How did we fare? Fascinat Ah, the wisdom of crowds, that would give an akbert star to Patrick Kavanagh, ahead of this. Mar 15, Michael de Percy rated it really liked it Shelves: And here we are. To make a good omelet it is not enough to break thousands of eggs, and the value of a camjs is not judged, I believe by the number of broken eggshells. Notify me of new comments via email.

I recommend it but I imagine Camus’ fictional writing is another experience entirely. In any case, our era forces us to take an interest in it. Here are authors ranging from Kathy Acker to James Baldwin, Truman Capote to Stanislaw Lem and George Orwell to Shirley Jackson; essays radical and inspiring; poems moving and disturbing; stories surreal and fabulous; taking us from the deep South to modern Japan, New York’s underground scene to the farthest reaches of outer space.
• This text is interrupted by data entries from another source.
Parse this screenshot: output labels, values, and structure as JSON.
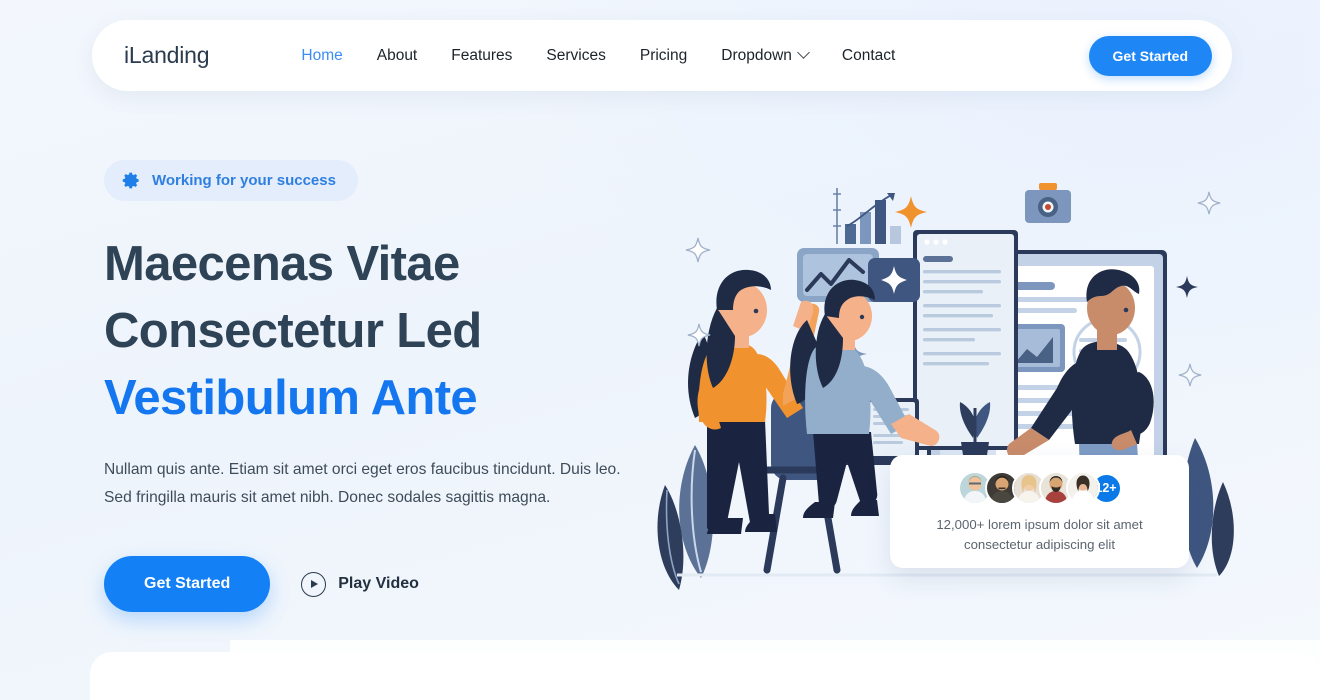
{
  "header": {
    "brand": "iLanding",
    "nav": [
      {
        "label": "Home",
        "active": true,
        "dropdown": false
      },
      {
        "label": "About",
        "active": false,
        "dropdown": false
      },
      {
        "label": "Features",
        "active": false,
        "dropdown": false
      },
      {
        "label": "Services",
        "active": false,
        "dropdown": false
      },
      {
        "label": "Pricing",
        "active": false,
        "dropdown": false
      },
      {
        "label": "Dropdown",
        "active": false,
        "dropdown": true
      },
      {
        "label": "Contact",
        "active": false,
        "dropdown": false
      }
    ],
    "cta_label": "Get Started"
  },
  "hero": {
    "badge": {
      "icon": "gear-icon",
      "text": "Working for your success"
    },
    "title_line1": "Maecenas Vitae",
    "title_line2": "Consectetur Led",
    "title_line3": "Vestibulum Ante",
    "desc_line1": "Nullam quis ante. Etiam sit amet orci eget eros faucibus tincidunt. Duis leo.",
    "desc_line2": "Sed fringilla mauris sit amet nibh. Donec sodales sagittis magna.",
    "primary_cta": "Get Started",
    "video_cta": "Play Video"
  },
  "testimonial": {
    "avatar_count": 5,
    "more_badge": "12+",
    "line1": "12,000+ lorem ipsum dolor sit amet",
    "line2": "consectetur adipiscing elit"
  },
  "colors": {
    "page_bg": "#f2f6fd",
    "accent_blue": "#1380f6",
    "nav_active": "#3b8df4",
    "heading_dark": "#2e4356",
    "heading_accent": "#1477f0",
    "badge_bg": "#e3edfb",
    "badge_text": "#2f7fe0",
    "illustration_navy": "#2b3a5a",
    "illustration_orange": "#f0932f",
    "illustration_slate": "#7d96bd"
  }
}
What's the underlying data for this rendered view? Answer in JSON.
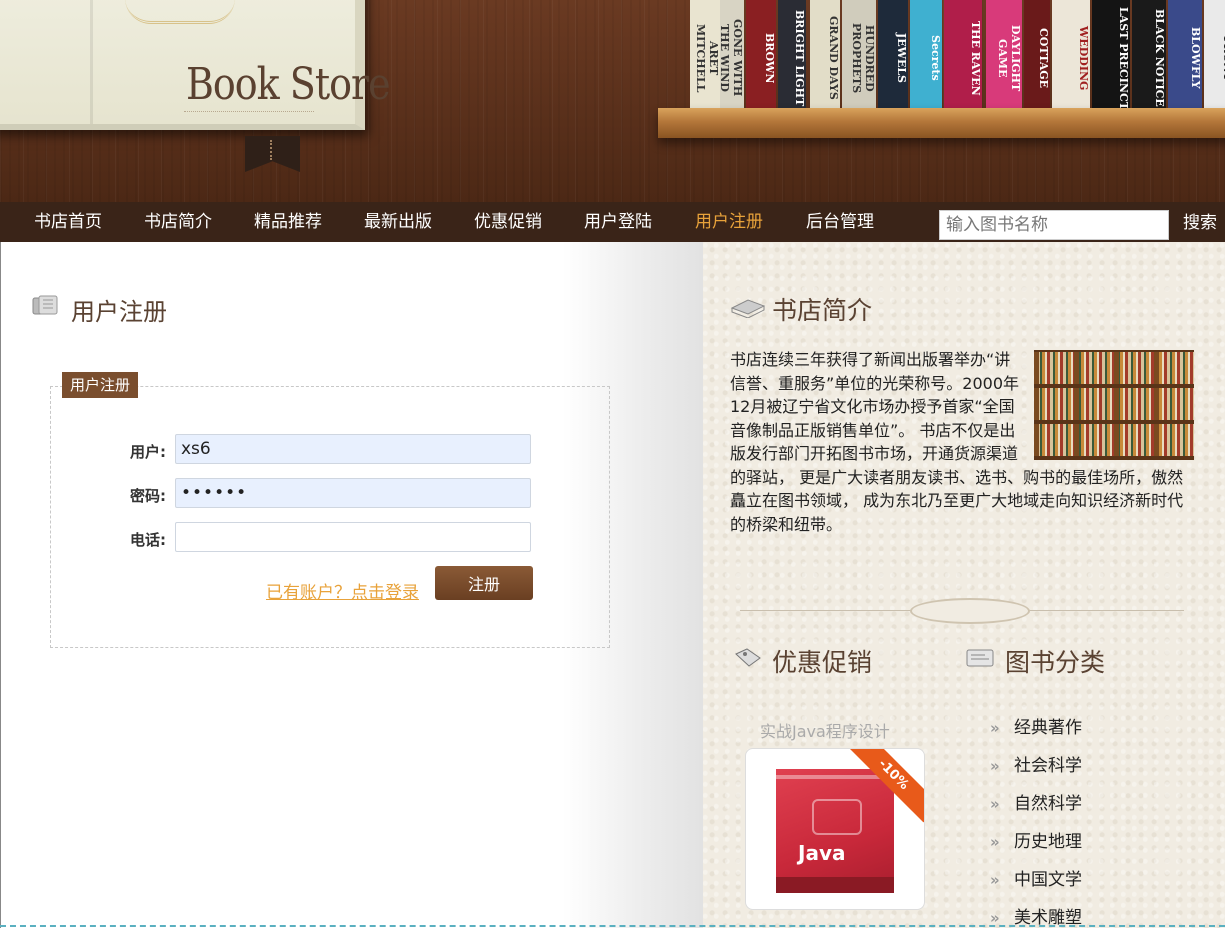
{
  "header": {
    "logo_text": "Book Store",
    "shelf_spines": [
      "ARET MITCHELL",
      "GONE WITH THE WIND",
      "BROWN",
      "BRIGHT LIGHT",
      "GRAND DAYS",
      "HUNDRED PROPHETS",
      "JEWELS",
      "Secrets",
      "THE RAVEN",
      "DAYLIGHT GAME",
      "COTTAGE",
      "WEDDING",
      "LAST PRECINCT",
      "BLACK NOTICE",
      "BLOWFLY",
      "FRONT"
    ]
  },
  "nav": {
    "items": [
      {
        "label": "书店首页"
      },
      {
        "label": "书店简介"
      },
      {
        "label": "精品推荐"
      },
      {
        "label": "最新出版"
      },
      {
        "label": "优惠促销"
      },
      {
        "label": "用户登陆"
      },
      {
        "label": "用户注册",
        "active": true
      },
      {
        "label": "后台管理"
      }
    ],
    "search_placeholder": "输入图书名称",
    "search_label": "搜索",
    "active_color": "#e8a23a"
  },
  "register": {
    "page_title": "用户注册",
    "legend": "用户注册",
    "username_label": "用户:",
    "username_value": "xs6",
    "password_label": "密码:",
    "password_value": "••••••",
    "phone_label": "电话:",
    "phone_value": "",
    "login_link": "已有账户？点击登录",
    "submit_label": "注册"
  },
  "sidebar": {
    "intro_title": "书店简介",
    "intro_text": "书店连续三年获得了新闻出版署举办“讲信誉、重服务”单位的光荣称号。2000年12月被辽宁省文化市场办授予首家“全国音像制品正版销售单位”。 书店不仅是出版发行部门开拓图书市场，开通货源渠道的驿站， 更是广大读者朋友读书、选书、购书的最佳场所，傲然矗立在图书领域， 成为东北乃至更广大地域走向知识经济新时代的桥梁和纽带。",
    "promo_title": "优惠促销",
    "promo_book_title": "实战Java程序设计",
    "promo_cover_text": "Java",
    "promo_discount": "-10%",
    "category_title": "图书分类",
    "categories": [
      "经典著作",
      "社会科学",
      "自然科学",
      "历史地理",
      "中国文学",
      "美术雕塑"
    ]
  }
}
It is like the screaming echo chambers of social media, where we protest. Instead, let us seek the respite where it is—in the very thick of the battle.

Create Dangerously

Judging contemporary man in the name of a man who does not yet exist is the function of prophecy. This is why the artist, at the end of his slow advance, absolves instead of condemning. Camus discusses exactly this. But such solemn stupidities were uttered because for a hundred years a society of merchants made an exclusive and unilateral use of liberty, looking upon it as a right rather than as a duty, and did not fear to use an ideal liberty, as often as it could, to justify a very real oppression.

There is no culture without legacy, and we cannot and must not reject anything of ours, the legacy of the West.